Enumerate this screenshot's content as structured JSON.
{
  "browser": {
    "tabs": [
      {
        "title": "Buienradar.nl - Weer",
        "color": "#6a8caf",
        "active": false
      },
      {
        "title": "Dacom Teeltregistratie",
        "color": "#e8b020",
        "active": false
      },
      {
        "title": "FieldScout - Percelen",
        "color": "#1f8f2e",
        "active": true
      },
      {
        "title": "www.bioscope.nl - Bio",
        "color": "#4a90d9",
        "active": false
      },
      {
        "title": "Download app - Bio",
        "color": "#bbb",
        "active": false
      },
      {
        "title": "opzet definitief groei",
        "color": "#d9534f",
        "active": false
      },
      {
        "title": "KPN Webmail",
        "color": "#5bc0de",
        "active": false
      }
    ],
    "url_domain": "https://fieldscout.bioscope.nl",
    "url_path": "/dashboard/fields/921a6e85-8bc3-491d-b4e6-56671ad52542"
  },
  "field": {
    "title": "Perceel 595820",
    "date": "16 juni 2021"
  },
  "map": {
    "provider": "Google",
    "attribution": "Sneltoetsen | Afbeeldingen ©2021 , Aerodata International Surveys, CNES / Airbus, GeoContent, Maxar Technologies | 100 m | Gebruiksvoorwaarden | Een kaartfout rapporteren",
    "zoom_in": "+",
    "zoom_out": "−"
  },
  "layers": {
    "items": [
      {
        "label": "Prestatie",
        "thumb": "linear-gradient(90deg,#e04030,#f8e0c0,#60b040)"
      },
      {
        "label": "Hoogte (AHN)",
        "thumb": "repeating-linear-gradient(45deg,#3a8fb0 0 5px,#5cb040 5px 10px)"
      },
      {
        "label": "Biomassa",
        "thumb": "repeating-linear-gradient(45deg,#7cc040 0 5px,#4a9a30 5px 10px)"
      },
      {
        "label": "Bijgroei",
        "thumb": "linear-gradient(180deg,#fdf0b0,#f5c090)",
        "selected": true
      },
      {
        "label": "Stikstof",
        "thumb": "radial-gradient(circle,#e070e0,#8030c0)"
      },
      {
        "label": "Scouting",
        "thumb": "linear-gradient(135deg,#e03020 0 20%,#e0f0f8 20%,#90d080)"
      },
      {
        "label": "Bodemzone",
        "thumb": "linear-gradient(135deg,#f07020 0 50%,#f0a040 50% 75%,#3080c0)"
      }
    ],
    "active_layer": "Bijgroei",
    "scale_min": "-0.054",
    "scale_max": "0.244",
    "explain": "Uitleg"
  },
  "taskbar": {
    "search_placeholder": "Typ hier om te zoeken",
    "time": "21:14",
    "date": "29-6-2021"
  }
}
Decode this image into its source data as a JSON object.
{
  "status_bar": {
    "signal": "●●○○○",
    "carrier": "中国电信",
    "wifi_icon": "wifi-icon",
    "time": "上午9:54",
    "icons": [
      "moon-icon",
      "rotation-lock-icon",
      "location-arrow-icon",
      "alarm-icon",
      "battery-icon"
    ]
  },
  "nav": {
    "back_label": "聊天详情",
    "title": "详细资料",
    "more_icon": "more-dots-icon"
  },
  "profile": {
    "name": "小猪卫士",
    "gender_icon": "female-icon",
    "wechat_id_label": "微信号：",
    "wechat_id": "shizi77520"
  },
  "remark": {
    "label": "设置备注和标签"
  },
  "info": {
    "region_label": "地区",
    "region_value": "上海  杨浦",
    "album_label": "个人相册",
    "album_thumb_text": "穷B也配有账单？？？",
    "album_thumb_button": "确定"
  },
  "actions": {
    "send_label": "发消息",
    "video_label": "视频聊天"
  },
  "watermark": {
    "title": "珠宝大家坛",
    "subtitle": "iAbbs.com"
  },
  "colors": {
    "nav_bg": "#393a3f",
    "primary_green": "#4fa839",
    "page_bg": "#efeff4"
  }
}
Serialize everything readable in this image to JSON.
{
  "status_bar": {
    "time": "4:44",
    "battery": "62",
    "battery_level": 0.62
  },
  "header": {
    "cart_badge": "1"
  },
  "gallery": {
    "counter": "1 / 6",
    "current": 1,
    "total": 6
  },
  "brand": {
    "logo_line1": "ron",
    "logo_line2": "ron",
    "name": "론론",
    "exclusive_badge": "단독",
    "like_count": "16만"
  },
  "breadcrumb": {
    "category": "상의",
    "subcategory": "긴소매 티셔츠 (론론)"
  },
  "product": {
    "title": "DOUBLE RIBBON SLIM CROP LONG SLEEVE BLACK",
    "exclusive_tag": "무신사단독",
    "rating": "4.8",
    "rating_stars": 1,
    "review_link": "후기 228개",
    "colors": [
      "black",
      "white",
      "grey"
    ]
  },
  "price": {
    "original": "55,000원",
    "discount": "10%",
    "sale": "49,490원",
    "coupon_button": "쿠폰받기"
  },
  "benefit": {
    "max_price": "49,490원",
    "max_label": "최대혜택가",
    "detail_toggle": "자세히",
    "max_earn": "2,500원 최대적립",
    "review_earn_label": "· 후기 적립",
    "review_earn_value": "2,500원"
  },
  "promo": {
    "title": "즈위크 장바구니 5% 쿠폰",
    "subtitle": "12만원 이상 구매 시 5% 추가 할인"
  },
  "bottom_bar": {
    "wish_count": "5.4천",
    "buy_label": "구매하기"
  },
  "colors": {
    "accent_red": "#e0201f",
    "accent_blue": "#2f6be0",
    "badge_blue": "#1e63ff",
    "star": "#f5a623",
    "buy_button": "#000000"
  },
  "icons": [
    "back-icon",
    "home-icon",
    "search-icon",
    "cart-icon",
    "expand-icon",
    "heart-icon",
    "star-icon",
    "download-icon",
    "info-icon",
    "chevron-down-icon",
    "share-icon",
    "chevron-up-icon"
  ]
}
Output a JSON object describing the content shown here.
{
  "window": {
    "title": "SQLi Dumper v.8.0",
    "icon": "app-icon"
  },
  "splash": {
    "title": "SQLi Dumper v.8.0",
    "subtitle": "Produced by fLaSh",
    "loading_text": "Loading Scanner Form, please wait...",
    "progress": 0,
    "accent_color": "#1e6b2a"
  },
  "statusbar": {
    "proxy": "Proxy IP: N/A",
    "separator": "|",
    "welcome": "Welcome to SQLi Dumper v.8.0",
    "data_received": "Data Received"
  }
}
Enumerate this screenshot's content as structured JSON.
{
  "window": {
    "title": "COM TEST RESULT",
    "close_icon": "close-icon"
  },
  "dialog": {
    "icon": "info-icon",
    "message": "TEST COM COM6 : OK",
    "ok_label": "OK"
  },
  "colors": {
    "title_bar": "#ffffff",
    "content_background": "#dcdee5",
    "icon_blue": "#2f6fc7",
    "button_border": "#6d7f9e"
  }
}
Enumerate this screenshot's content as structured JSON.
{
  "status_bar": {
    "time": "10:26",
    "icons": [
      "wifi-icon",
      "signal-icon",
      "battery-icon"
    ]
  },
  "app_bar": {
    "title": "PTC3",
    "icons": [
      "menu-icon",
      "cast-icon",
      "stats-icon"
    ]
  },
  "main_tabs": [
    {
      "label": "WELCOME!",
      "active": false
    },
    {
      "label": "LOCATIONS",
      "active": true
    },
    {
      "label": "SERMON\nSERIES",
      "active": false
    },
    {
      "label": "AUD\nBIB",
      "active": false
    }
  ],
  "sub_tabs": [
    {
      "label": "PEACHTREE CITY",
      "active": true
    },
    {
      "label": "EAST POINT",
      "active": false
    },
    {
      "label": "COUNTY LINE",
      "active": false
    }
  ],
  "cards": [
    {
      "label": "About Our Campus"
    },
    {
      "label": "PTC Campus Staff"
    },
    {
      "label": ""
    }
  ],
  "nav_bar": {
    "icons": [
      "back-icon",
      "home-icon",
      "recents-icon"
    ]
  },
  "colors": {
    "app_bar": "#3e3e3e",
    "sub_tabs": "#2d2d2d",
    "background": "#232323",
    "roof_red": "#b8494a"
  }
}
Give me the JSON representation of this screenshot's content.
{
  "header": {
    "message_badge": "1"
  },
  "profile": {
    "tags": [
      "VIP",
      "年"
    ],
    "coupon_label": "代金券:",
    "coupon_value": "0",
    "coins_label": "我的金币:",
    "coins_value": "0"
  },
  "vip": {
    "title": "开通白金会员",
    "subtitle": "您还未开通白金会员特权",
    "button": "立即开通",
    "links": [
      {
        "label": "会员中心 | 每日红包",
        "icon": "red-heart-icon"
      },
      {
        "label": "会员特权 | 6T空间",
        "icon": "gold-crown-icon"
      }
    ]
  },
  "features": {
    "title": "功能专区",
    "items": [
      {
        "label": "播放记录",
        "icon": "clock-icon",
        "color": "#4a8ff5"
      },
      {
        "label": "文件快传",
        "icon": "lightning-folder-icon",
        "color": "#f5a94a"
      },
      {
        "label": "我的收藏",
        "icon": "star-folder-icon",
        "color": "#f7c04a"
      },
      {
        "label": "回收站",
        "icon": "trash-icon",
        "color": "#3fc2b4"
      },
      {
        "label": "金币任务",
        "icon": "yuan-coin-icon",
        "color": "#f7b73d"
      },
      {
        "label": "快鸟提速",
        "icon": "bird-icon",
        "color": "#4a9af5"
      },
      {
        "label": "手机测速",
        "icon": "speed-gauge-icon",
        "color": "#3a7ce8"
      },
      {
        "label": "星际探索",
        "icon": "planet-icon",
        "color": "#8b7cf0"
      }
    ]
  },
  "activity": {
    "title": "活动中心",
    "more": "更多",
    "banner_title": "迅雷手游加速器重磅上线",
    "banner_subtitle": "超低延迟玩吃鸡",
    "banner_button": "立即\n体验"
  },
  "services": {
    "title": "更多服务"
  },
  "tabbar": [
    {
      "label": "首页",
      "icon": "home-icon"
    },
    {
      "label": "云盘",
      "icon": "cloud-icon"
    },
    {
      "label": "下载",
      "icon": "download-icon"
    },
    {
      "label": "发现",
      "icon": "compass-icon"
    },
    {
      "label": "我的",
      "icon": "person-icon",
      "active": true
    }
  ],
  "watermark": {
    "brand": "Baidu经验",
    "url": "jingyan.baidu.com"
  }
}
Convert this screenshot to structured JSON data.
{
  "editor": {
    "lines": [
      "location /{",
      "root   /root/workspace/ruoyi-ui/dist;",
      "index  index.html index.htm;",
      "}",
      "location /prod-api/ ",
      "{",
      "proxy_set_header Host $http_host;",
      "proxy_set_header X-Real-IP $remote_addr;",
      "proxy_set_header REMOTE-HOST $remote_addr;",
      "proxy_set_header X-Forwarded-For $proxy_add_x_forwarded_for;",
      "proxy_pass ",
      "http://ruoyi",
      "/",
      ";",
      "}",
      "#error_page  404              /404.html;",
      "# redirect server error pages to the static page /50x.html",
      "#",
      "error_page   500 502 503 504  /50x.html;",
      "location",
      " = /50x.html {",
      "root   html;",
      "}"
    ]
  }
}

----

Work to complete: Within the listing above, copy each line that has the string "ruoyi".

Reply to the task:
      "root   /root/workspace/ruoyi-ui/dist;",
      "http://ruoyi",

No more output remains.